WORK REQUIRED:
Filter the records below and copy every line containing the word "true".

EXTRACTED DATA:
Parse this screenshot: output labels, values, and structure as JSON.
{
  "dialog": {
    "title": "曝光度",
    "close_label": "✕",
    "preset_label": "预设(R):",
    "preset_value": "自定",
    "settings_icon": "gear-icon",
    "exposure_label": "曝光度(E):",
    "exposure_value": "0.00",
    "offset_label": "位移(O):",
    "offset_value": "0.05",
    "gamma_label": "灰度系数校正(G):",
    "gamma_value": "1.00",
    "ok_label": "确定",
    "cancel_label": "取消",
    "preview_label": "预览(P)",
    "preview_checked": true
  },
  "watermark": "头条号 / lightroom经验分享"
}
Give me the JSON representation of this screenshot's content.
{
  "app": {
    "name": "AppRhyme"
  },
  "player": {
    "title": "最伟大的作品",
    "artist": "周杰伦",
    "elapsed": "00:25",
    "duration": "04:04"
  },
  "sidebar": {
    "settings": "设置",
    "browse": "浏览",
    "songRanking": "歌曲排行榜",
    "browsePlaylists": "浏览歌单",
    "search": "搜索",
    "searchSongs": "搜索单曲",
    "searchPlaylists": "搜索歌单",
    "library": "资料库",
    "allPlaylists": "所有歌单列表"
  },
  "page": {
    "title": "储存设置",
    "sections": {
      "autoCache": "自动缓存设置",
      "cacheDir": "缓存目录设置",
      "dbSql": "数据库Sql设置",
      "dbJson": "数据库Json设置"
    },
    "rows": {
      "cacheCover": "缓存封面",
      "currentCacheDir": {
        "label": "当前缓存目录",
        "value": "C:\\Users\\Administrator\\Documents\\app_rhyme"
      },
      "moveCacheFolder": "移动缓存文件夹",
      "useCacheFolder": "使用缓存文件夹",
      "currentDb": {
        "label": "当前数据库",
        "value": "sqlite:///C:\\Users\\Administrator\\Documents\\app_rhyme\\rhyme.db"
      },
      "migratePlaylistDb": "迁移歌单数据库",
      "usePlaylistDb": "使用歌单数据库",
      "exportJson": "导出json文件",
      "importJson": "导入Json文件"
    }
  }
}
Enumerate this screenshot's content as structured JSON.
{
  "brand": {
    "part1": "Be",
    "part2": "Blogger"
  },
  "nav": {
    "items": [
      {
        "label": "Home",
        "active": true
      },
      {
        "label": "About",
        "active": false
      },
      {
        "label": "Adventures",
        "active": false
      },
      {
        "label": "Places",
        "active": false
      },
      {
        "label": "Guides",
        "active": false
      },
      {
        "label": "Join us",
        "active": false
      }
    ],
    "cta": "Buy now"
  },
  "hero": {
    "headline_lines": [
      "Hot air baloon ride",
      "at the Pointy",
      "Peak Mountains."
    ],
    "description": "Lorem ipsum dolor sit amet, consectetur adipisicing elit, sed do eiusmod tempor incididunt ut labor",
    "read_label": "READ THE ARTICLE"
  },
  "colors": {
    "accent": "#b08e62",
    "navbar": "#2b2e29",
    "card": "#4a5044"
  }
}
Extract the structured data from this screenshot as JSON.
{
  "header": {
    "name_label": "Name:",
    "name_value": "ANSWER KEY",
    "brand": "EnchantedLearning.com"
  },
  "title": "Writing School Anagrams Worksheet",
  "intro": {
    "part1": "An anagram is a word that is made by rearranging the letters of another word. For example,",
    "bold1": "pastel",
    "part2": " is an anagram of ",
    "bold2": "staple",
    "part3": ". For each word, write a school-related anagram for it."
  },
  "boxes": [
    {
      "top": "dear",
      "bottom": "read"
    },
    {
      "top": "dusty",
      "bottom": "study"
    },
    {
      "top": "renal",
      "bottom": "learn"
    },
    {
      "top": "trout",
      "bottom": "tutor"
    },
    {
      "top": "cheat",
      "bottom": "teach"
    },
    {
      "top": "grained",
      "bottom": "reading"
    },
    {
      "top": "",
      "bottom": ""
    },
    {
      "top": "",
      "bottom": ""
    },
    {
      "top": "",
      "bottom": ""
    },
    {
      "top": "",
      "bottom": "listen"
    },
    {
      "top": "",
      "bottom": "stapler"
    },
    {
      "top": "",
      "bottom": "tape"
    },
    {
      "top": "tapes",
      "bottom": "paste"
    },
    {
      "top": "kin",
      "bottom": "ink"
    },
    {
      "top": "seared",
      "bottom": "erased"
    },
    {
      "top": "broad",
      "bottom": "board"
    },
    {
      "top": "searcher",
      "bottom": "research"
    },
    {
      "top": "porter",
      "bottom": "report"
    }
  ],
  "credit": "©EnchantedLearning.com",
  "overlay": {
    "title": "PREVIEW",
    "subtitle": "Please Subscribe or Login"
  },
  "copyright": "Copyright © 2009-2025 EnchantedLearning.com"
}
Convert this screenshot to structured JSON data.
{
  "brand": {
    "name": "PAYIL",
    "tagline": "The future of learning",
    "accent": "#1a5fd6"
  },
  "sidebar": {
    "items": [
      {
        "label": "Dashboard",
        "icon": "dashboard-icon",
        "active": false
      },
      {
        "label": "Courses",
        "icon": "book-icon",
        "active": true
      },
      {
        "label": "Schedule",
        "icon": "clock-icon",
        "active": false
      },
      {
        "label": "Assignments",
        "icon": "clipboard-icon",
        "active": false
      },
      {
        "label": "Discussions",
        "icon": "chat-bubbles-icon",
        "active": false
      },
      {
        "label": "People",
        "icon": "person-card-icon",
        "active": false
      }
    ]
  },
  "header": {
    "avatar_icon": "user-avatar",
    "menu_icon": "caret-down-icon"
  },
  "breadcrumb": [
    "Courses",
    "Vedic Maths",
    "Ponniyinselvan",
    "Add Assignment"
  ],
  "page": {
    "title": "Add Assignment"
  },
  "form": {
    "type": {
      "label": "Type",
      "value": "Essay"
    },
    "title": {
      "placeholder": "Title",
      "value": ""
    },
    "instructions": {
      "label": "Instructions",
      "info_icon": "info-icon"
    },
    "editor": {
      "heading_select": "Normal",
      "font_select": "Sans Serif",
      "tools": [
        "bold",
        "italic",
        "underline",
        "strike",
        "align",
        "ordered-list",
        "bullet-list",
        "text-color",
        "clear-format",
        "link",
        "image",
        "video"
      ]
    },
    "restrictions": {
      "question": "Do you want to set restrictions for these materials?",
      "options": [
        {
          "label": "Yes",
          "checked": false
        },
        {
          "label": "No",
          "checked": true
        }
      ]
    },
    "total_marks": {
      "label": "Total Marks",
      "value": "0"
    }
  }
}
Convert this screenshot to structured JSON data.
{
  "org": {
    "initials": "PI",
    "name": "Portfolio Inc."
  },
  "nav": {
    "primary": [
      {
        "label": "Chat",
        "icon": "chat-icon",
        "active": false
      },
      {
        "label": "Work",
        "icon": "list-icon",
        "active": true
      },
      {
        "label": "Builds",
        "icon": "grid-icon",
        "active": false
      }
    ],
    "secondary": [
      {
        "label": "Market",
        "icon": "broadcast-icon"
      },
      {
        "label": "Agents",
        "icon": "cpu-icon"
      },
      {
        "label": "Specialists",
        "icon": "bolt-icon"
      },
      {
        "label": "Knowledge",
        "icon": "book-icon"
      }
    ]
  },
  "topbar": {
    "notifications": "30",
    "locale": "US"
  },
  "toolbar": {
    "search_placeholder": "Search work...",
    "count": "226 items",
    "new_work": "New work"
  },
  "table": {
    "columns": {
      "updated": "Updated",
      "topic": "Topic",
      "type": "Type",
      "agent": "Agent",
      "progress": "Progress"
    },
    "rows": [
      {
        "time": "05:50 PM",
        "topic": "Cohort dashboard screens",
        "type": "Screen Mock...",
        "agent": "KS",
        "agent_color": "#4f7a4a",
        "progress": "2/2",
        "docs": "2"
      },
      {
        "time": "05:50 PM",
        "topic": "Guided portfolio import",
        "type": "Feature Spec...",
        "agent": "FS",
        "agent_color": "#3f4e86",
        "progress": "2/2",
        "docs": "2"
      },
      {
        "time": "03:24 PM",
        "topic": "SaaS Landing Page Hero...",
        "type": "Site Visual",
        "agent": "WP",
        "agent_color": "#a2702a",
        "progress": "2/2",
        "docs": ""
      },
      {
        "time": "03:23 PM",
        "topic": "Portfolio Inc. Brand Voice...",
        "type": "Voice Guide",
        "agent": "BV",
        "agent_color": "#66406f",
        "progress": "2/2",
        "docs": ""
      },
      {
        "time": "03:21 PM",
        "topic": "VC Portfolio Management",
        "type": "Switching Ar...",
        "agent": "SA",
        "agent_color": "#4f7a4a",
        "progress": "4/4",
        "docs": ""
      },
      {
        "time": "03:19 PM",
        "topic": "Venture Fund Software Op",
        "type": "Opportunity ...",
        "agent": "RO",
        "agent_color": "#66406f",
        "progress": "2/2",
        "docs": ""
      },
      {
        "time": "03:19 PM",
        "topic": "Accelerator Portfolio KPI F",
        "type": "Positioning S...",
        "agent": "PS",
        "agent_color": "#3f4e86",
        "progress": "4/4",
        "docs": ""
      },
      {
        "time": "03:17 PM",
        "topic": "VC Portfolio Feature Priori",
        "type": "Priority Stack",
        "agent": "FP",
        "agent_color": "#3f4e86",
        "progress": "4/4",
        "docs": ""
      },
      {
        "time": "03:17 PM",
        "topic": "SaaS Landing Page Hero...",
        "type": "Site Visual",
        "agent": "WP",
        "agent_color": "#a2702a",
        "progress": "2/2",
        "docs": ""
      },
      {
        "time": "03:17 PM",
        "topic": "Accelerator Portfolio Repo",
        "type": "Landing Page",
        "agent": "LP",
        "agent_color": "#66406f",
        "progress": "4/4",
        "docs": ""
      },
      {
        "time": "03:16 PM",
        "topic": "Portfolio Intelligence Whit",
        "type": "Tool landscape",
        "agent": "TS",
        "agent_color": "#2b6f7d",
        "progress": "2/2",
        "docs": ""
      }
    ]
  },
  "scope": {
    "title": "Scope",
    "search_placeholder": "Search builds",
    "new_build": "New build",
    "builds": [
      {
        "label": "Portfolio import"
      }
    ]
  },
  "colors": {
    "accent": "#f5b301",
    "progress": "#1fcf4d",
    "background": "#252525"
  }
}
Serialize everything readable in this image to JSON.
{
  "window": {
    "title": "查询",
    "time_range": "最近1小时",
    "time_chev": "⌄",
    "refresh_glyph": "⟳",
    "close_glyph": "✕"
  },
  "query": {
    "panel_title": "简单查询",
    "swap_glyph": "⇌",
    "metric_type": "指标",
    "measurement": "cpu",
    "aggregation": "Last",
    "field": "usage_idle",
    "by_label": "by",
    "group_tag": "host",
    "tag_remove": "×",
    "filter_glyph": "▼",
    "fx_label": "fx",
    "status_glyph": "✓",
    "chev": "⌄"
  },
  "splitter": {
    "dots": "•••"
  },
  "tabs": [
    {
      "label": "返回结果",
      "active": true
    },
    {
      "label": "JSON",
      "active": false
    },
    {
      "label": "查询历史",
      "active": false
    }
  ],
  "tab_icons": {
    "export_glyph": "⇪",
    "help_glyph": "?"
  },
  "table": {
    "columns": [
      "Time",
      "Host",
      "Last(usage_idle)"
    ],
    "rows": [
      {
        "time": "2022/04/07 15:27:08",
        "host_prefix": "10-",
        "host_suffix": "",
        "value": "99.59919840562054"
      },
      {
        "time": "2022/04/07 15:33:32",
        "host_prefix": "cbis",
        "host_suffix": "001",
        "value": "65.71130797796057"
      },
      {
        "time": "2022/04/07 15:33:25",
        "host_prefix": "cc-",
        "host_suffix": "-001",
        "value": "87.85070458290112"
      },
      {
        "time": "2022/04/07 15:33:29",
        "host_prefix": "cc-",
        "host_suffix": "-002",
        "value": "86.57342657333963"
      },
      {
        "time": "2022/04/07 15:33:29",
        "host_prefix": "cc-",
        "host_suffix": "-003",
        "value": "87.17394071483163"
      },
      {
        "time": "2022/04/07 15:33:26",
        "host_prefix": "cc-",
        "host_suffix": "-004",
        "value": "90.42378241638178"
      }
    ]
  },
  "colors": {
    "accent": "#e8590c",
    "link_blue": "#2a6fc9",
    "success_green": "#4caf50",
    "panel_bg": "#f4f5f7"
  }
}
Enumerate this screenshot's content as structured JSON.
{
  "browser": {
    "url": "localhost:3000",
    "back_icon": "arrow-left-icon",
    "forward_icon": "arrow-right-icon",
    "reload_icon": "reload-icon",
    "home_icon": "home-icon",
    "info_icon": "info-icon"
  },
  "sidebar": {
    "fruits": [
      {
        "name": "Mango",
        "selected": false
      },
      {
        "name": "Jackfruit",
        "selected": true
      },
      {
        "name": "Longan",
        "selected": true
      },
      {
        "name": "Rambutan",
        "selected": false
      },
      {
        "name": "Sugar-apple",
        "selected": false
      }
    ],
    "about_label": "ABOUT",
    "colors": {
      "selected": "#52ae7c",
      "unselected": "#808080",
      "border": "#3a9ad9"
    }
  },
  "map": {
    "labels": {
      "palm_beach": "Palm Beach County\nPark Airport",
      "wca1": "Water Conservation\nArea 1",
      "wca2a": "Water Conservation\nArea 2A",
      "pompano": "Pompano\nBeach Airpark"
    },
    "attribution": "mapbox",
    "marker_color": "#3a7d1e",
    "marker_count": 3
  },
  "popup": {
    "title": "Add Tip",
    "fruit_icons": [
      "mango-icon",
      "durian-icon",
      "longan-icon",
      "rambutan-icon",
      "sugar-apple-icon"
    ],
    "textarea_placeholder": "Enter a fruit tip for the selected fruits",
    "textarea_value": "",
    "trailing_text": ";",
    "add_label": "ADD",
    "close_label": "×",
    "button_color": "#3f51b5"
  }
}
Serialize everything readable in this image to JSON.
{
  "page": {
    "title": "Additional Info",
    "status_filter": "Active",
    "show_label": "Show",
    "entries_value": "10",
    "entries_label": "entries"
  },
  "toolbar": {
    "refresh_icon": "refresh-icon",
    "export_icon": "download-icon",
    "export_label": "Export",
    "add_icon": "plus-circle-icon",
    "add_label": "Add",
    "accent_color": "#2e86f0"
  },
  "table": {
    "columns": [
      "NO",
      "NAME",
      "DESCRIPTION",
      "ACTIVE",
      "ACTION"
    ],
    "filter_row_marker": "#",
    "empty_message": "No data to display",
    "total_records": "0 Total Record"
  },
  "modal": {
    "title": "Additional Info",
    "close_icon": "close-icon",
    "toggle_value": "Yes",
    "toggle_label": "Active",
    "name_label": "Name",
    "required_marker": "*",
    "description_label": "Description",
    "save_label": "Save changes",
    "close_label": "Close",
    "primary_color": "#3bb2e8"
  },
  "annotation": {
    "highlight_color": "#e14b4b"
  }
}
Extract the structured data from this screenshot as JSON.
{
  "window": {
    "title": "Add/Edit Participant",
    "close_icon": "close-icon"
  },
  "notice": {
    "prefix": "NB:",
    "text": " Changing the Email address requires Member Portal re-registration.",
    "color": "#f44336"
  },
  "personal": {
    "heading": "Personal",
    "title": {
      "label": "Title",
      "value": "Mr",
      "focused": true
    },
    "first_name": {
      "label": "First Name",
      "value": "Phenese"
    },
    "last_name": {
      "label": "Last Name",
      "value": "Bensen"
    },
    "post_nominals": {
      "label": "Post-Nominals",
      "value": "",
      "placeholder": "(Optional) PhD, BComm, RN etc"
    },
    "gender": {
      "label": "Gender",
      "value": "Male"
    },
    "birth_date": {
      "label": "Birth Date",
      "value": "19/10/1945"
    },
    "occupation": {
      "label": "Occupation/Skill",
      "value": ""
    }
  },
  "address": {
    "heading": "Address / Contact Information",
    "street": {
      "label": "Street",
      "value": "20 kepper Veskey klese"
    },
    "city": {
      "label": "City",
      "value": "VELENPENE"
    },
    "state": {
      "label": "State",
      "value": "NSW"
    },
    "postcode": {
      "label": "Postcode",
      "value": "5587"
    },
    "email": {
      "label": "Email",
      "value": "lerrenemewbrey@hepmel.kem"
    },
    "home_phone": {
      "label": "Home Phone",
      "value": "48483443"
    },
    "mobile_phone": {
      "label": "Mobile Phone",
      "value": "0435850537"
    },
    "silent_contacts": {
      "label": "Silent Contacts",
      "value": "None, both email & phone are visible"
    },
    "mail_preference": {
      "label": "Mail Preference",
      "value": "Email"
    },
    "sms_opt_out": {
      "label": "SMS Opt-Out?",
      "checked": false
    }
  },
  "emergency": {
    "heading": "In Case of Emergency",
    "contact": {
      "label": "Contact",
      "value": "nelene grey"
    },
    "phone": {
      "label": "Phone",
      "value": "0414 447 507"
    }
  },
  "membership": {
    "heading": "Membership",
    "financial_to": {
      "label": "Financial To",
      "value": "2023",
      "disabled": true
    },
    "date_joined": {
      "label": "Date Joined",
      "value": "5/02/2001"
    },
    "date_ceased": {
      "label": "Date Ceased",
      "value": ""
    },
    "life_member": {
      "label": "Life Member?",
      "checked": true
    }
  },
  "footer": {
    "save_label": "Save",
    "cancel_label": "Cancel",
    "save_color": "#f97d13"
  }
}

THE COMPLETED TASK:
    "preview_checked": true
        "active": true
        "active": true
          "checked": true
        "active": true
      "active": true
        "selected": true
        "selected": true
      "focused": true
      "disabled": true
      "checked": true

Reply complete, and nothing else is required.